> WHAT THIS TASK INVOLVES:
In your copy, reproduce each entry exactly and include no picture.

Dataset rows describing interfaces:
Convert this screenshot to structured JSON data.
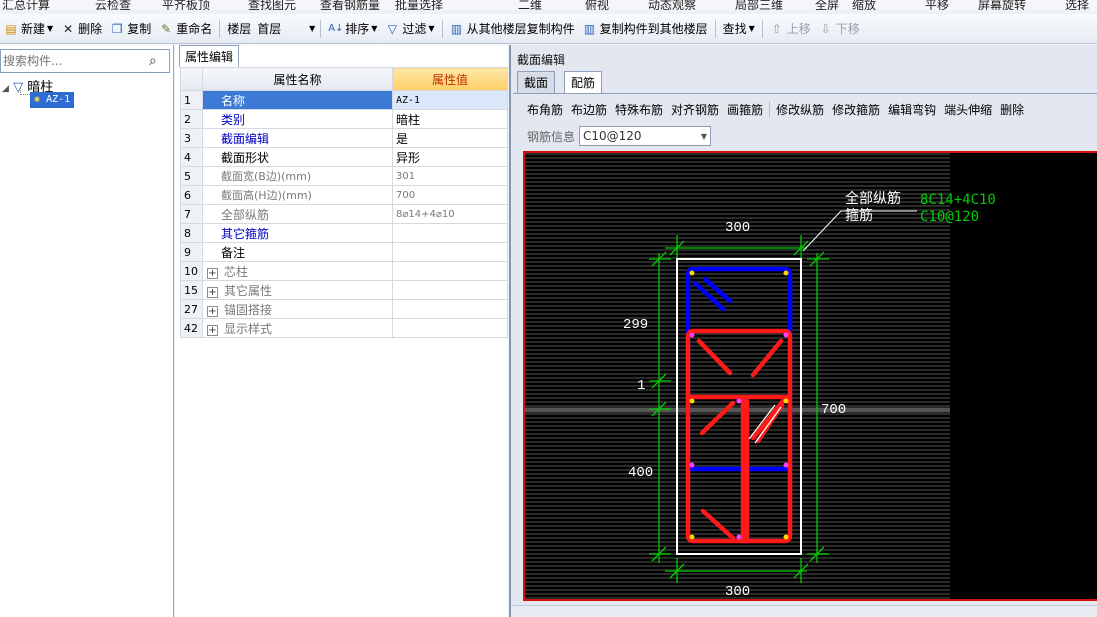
{
  "topbar": [
    "汇总计算",
    "云检查",
    "平齐板顶",
    "查找图元",
    "查看钢筋量",
    "批量选择",
    "二维",
    "俯视",
    "动态观察",
    "局部三维",
    "全屏",
    "缩放",
    "平移",
    "屏幕旋转",
    "选择"
  ],
  "toolbar": {
    "new": "新建",
    "delete": "删除",
    "copy": "复制",
    "rename": "重命名",
    "floor_label": "楼层",
    "floor_value": "首层",
    "sort": "排序",
    "filter": "过滤",
    "copy_from_floor": "从其他楼层复制构件",
    "copy_to_floor": "复制构件到其他楼层",
    "find": "查找",
    "move_up": "上移",
    "move_down": "下移"
  },
  "search": {
    "placeholder": "搜索构件..."
  },
  "tree": {
    "root": "暗柱",
    "child": "AZ-1"
  },
  "props": {
    "tab": "属性编辑",
    "col_name": "属性名称",
    "col_value": "属性值",
    "rows": [
      {
        "num": "1",
        "name": "名称",
        "value": "AZ-1"
      },
      {
        "num": "2",
        "name": "类别",
        "value": "暗柱"
      },
      {
        "num": "3",
        "name": "截面编辑",
        "value": "是"
      },
      {
        "num": "4",
        "name": "截面形状",
        "value": "异形"
      },
      {
        "num": "5",
        "name": "截面宽(B边)(mm)",
        "value": "301"
      },
      {
        "num": "6",
        "name": "截面高(H边)(mm)",
        "value": "700"
      },
      {
        "num": "7",
        "name": "全部纵筋",
        "value": "8⌀14+4⌀10"
      },
      {
        "num": "8",
        "name": "其它箍筋",
        "value": ""
      },
      {
        "num": "9",
        "name": "备注",
        "value": ""
      },
      {
        "num": "10",
        "name": "芯柱",
        "value": ""
      },
      {
        "num": "15",
        "name": "其它属性",
        "value": ""
      },
      {
        "num": "27",
        "name": "锚固搭接",
        "value": ""
      },
      {
        "num": "42",
        "name": "显示样式",
        "value": ""
      }
    ]
  },
  "section": {
    "title": "截面编辑",
    "tab_section": "截面",
    "tab_rebar": "配筋",
    "tools": [
      "布角筋",
      "布边筋",
      "特殊布筋",
      "对齐钢筋",
      "画箍筋",
      "修改纵筋",
      "修改箍筋",
      "编辑弯钩",
      "端头伸缩",
      "删除"
    ],
    "rebar_info_label": "钢筋信息",
    "rebar_info_value": "C10@120",
    "drawing": {
      "dim_top": "300",
      "dim_bottom": "300",
      "dim_left_top": "299",
      "dim_left_mid": "1",
      "dim_left_bottom": "400",
      "dim_right": "700",
      "callout_long": "全部纵筋",
      "callout_stirrup": "箍筋",
      "long_value": "8C14+4C10",
      "stirrup_value": "C10@120",
      "color_long": "#00cc00",
      "color_stirrup_red": "#ff1a1a",
      "color_stirrup_blue": "#0000ff"
    }
  }
}
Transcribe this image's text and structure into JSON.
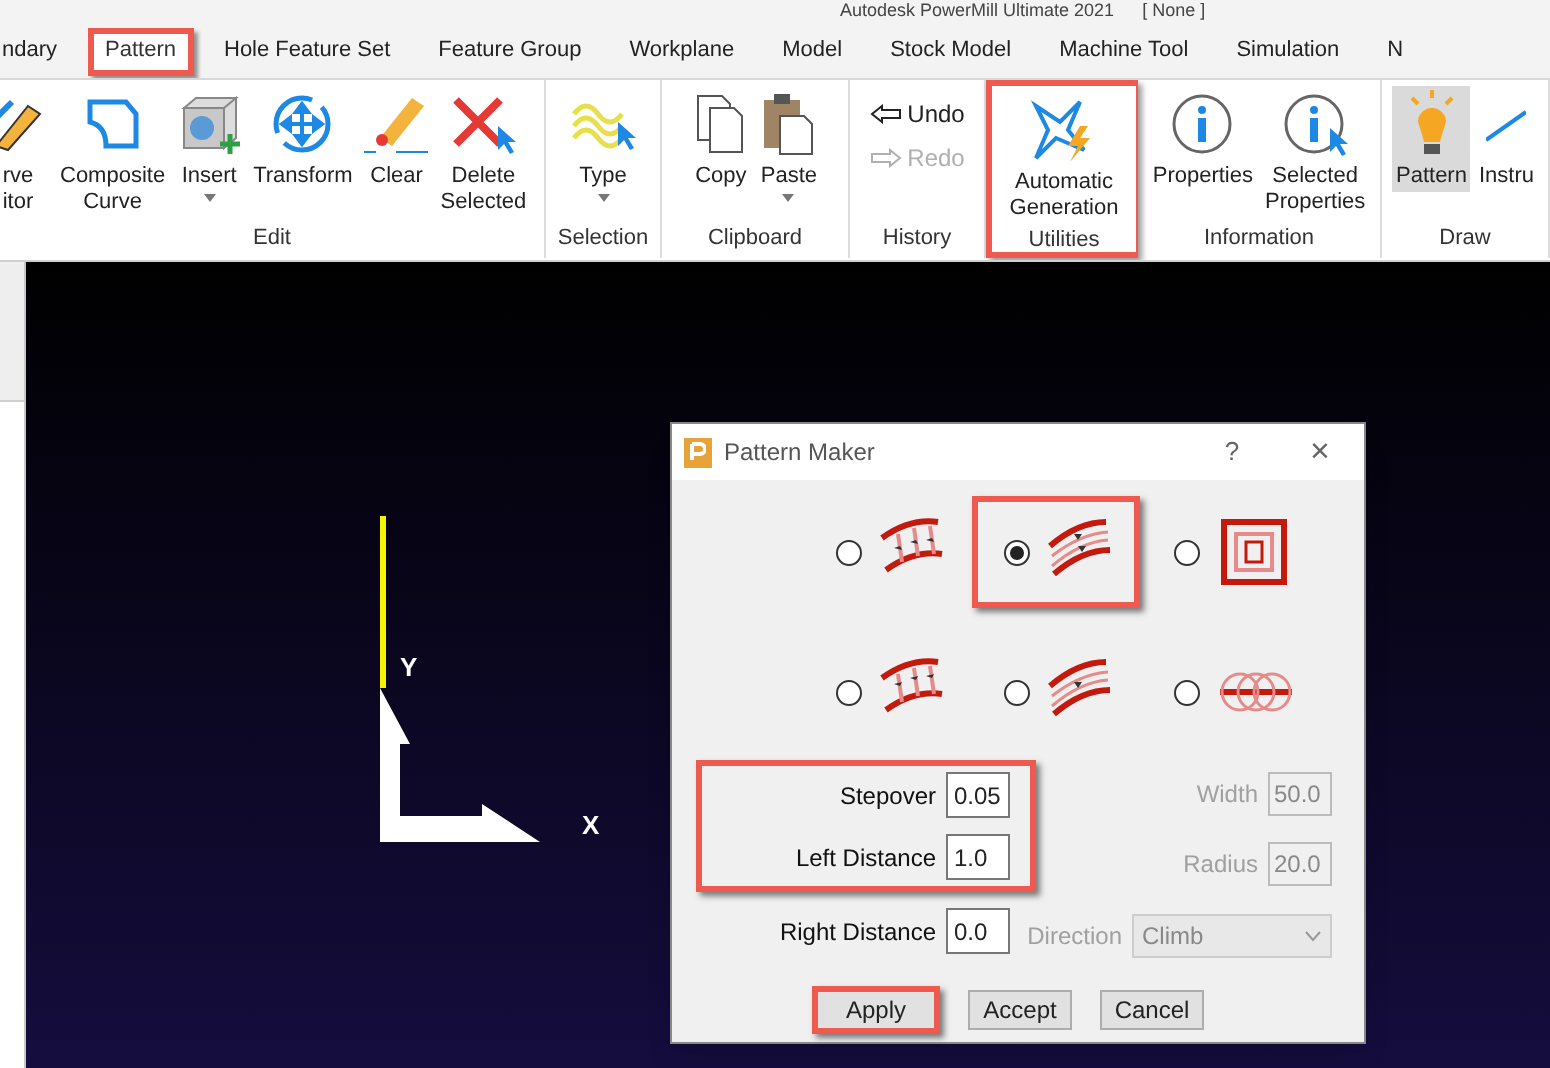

> COMPLETED TASK:
Convert this screenshot to structured JSON data.
{
  "topbar": [
    "汇总计算",
    "云检查",
    "平齐板顶",
    "查找图元",
    "查看钢筋量",
    "批量选择",
    "二维",
    "俯视",
    "动态观察",
    "局部三维",
    "全屏",
    "缩放",
    "平移",
    "屏幕旋转",
    "选择"
  ],
  "toolbar": {
    "new": "新建",
    "delete": "删除",
    "copy": "复制",
    "rename": "重命名",
    "floor_label": "楼层",
    "floor_value": "首层",
    "sort": "排序",
    "filter": "过滤",
    "copy_from_floor": "从其他楼层复制构件",
    "copy_to_floor": "复制构件到其他楼层",
    "find": "查找",
    "move_up": "上移",
    "move_down": "下移"
  },
  "search": {
    "placeholder": "搜索构件..."
  },
  "tree": {
    "root": "暗柱",
    "child": "AZ-1"
  },
  "props": {
    "tab": "属性编辑",
    "col_name": "属性名称",
    "col_value": "属性值",
    "rows": [
      {
        "num": "1",
        "name": "名称",
        "value": "AZ-1"
      },
      {
        "num": "2",
        "name": "类别",
        "value": "暗柱"
      },
      {
        "num": "3",
        "name": "截面编辑",
        "value": "是"
      },
      {
        "num": "4",
        "name": "截面形状",
        "value": "异形"
      },
      {
        "num": "5",
        "name": "截面宽(B边)(mm)",
        "value": "301"
      },
      {
        "num": "6",
        "name": "截面高(H边)(mm)",
        "value": "700"
      },
      {
        "num": "7",
        "name": "全部纵筋",
        "value": "8⌀14+4⌀10"
      },
      {
        "num": "8",
        "name": "其它箍筋",
        "value": ""
      },
      {
        "num": "9",
        "name": "备注",
        "value": ""
      },
      {
        "num": "10",
        "name": "芯柱",
        "value": ""
      },
      {
        "num": "15",
        "name": "其它属性",
        "value": ""
      },
      {
        "num": "27",
        "name": "锚固搭接",
        "value": ""
      },
      {
        "num": "42",
        "name": "显示样式",
        "value": ""
      }
    ]
  },
  "section": {
    "title": "截面编辑",
    "tab_section": "截面",
    "tab_rebar": "配筋",
    "tools": [
      "布角筋",
      "布边筋",
      "特殊布筋",
      "对齐钢筋",
      "画箍筋",
      "修改纵筋",
      "修改箍筋",
      "编辑弯钩",
      "端头伸缩",
      "删除"
    ],
    "rebar_info_label": "钢筋信息",
    "rebar_info_value": "C10@120",
    "drawing": {
      "dim_top": "300",
      "dim_bottom": "300",
      "dim_left_top": "299",
      "dim_left_mid": "1",
      "dim_left_bottom": "400",
      "dim_right": "700",
      "callout_long": "全部纵筋",
      "callout_stirrup": "箍筋",
      "long_value": "8C14+4C10",
      "stirrup_value": "C10@120",
      "color_long": "#00cc00",
      "color_stirrup_red": "#ff1a1a",
      "color_stirrup_blue": "#0000ff"
    }
  }
}
Transcribe this image's text and structure into JSON.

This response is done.